“Jalen,” he says, shaking my hand. “Yes, I’m local.”

“Do you know about cars?”

“Yes,” he says, getting into my truck and starting the engine and driving forward and testing the brakes. “Seems fine.”

I thank him profusely and the next thing I know I’m driving south on Highway One toward Mendocino with no memory of anything since I got into my truck after Jalen got out.

Now I am in the post office in Mendocino, mailing some packages. I walk to Corners and purchase a dozen eggs. Walking feels odd to me. How do I know how to do this without falling over? I drive home and find Marcia and Marion working in the living room. They say they were hoping I would bring eggs so we can have egg salad for lunch.

I tell them about the near accident and the intercession of the young man and how I am not fully in my body and can’t remember things.

After lunch, I lie down and fall asleep for two hours. I wake up feeling so tired I can hardly move. But even so, I get in my little truck and drive into Mendocino and get my antibiotics from the pharmacy in Harvest Market.

Two days later, I am still spaced out and now I am afraid to drive anywhere. My friend Bob is helping me haul firewood to the woodshed. When we come inside for a water break, Marion and Marcia are working in the living room and Marion says to me, “I was coming back from Fort Bragg this morning and saw the skid marks.”

“The what?” I say, having no idea what she’s talking about.

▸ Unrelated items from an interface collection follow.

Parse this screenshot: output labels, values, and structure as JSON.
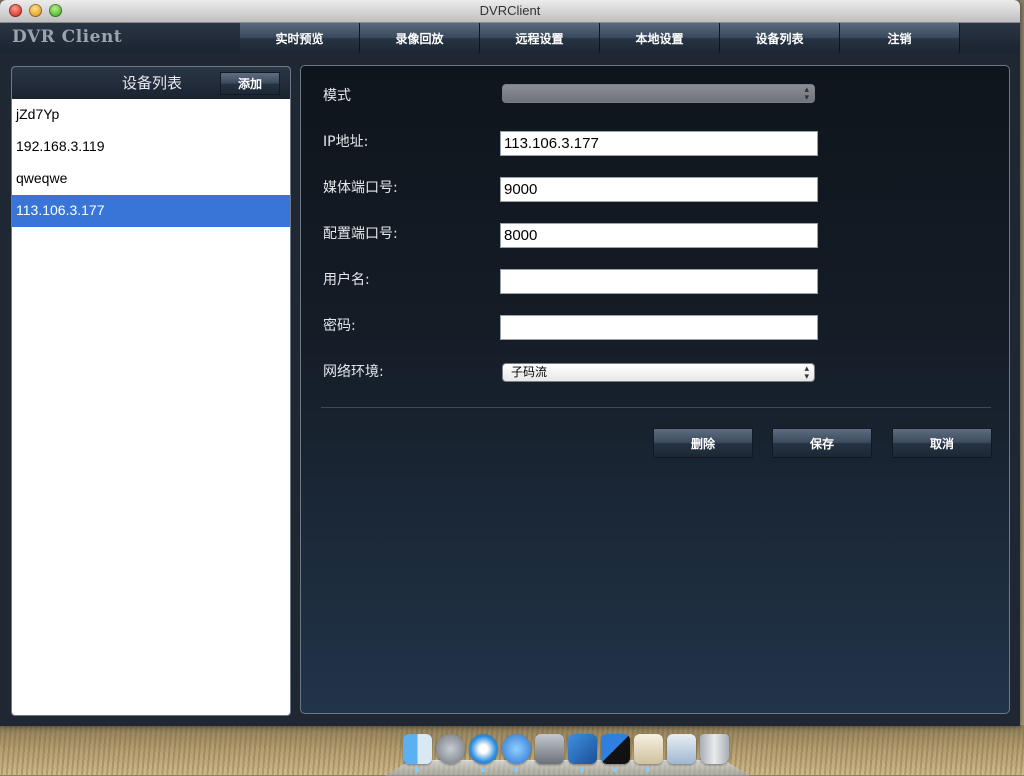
{
  "window": {
    "title": "DVRClient"
  },
  "app": {
    "logo": "DVR Client",
    "nav": [
      "实时预览",
      "录像回放",
      "远程设置",
      "本地设置",
      "设备列表",
      "注销"
    ]
  },
  "device_panel": {
    "title": "设备列表",
    "add_label": "添加",
    "devices": [
      "jZd7Yp",
      "192.168.3.119",
      "qweqwe",
      "113.106.3.177"
    ],
    "selected_index": 3
  },
  "form": {
    "mode_label": "模式",
    "mode_value": "",
    "ip_label": "IP地址:",
    "ip_value": "113.106.3.177",
    "media_port_label": "媒体端口号:",
    "media_port_value": "9000",
    "config_port_label": "配置端口号:",
    "config_port_value": "8000",
    "username_label": "用户名:",
    "username_value": "",
    "password_label": "密码:",
    "password_value": "",
    "network_label": "网络环境:",
    "network_value": "子码流"
  },
  "actions": {
    "delete": "删除",
    "save": "保存",
    "cancel": "取消"
  },
  "dock": {
    "icons": [
      "finder-icon",
      "launchpad-icon",
      "safari-icon",
      "itunes-icon",
      "system-preferences-icon",
      "xcode-icon",
      "app-icon",
      "textedit-icon",
      "preview-icon",
      "trash-icon"
    ]
  }
}
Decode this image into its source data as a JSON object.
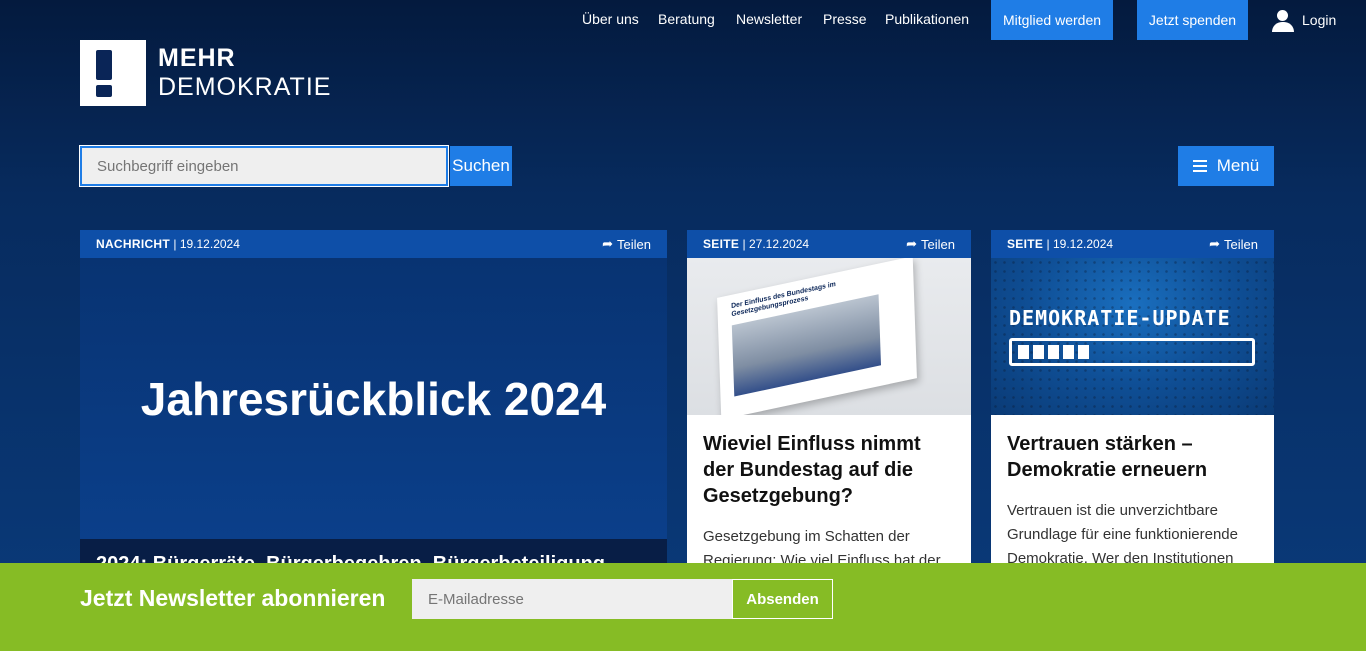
{
  "topnav": {
    "links": [
      "Über uns",
      "Beratung",
      "Newsletter",
      "Presse",
      "Publikationen"
    ],
    "member_label": "Mitglied werden",
    "donate_label": "Jetzt spenden",
    "login_label": "Login"
  },
  "logo": {
    "line1": "MEHR",
    "line2": "DEMOKRATIE"
  },
  "search": {
    "placeholder": "Suchbegriff eingeben",
    "button_label": "Suchen"
  },
  "menu": {
    "label": "Menü"
  },
  "cards": [
    {
      "type": "NACHRICHT",
      "date": "| 19.12.2024",
      "share_label": "Teilen",
      "image_title": "Jahresrückblick 2024",
      "headline": "2024: Bürgerräte, Bürgerbegehren, Bürgerbeteiligung"
    },
    {
      "type": "SEITE",
      "date": "| 27.12.2024",
      "share_label": "Teilen",
      "image_text": "Der Einfluss des Bundestags im Gesetzgebungsprozess",
      "headline": "Wieviel Einfluss nimmt der Bundestag auf die Gesetzgebung?",
      "teaser": "Gesetzgebung im Schatten der Regierung: Wie viel Einfluss hat der"
    },
    {
      "type": "SEITE",
      "date": "| 19.12.2024",
      "share_label": "Teilen",
      "image_text": "DEMOKRATIE-UPDATE",
      "headline": "Vertrauen stärken – Demokratie erneuern",
      "teaser": "Vertrauen ist die unverzichtbare Grundlage für eine funktionierende Demokratie. Wer den Institutionen"
    }
  ],
  "newsletter": {
    "title": "Jetzt Newsletter abonnieren",
    "placeholder": "E-Mailadresse",
    "button_label": "Absenden"
  }
}
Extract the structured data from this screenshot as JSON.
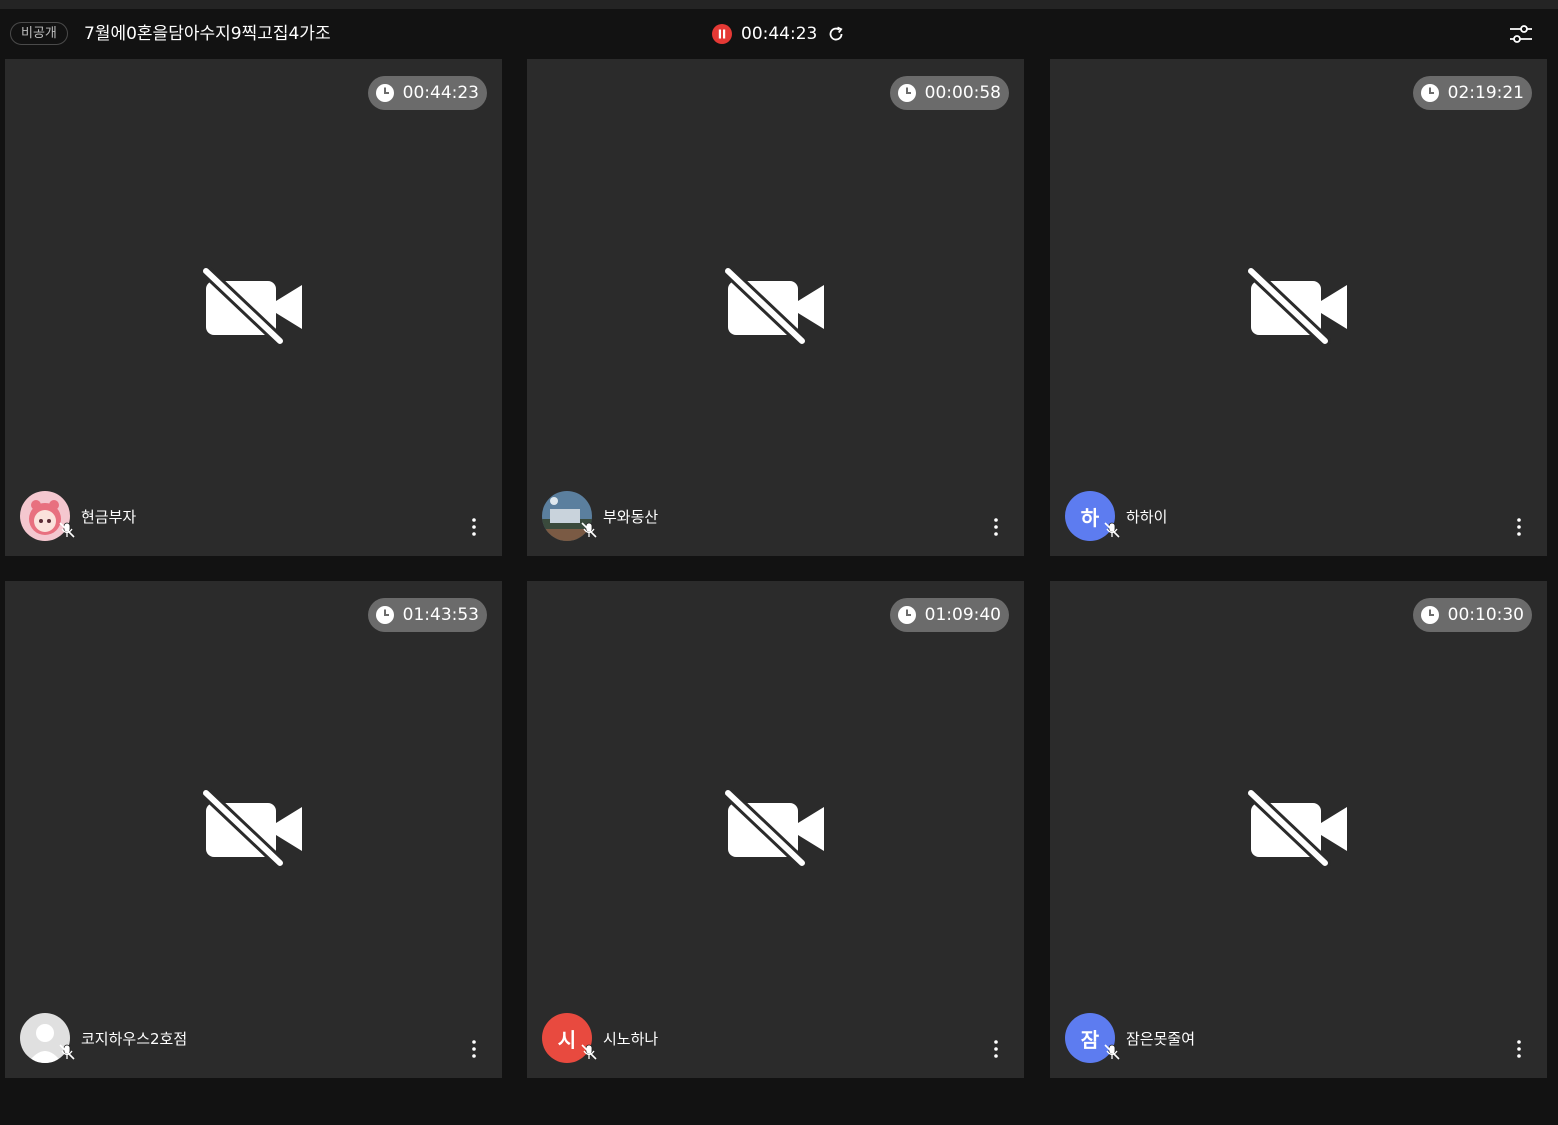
{
  "header": {
    "privacy_label": "비공개",
    "room_title": "7월에0혼을담아수지9찍고집4가조",
    "record_time": "00:44:23",
    "recording_color": "#e53935"
  },
  "tiles": [
    {
      "timer": "00:44:23",
      "name": "현금부자",
      "avatar": {
        "type": "image",
        "icon": "pink-character-avatar"
      }
    },
    {
      "timer": "00:00:58",
      "name": "부와동산",
      "avatar": {
        "type": "image",
        "icon": "landscape-photo-avatar"
      }
    },
    {
      "timer": "02:19:21",
      "name": "하하이",
      "avatar": {
        "type": "initial",
        "initial": "하",
        "color": "#5d7cf0"
      }
    },
    {
      "timer": "01:43:53",
      "name": "코지하우스2호점",
      "avatar": {
        "type": "image",
        "icon": "default-user-avatar"
      }
    },
    {
      "timer": "01:09:40",
      "name": "시노하나",
      "avatar": {
        "type": "initial",
        "initial": "시",
        "color": "#e84a3f"
      }
    },
    {
      "timer": "00:10:30",
      "name": "잠은못줄여",
      "avatar": {
        "type": "initial",
        "initial": "잠",
        "color": "#5d7cf0"
      }
    }
  ]
}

“The skid marks you made when you swerved to miss that truck. They arc across the highway. Dark black skid marks.”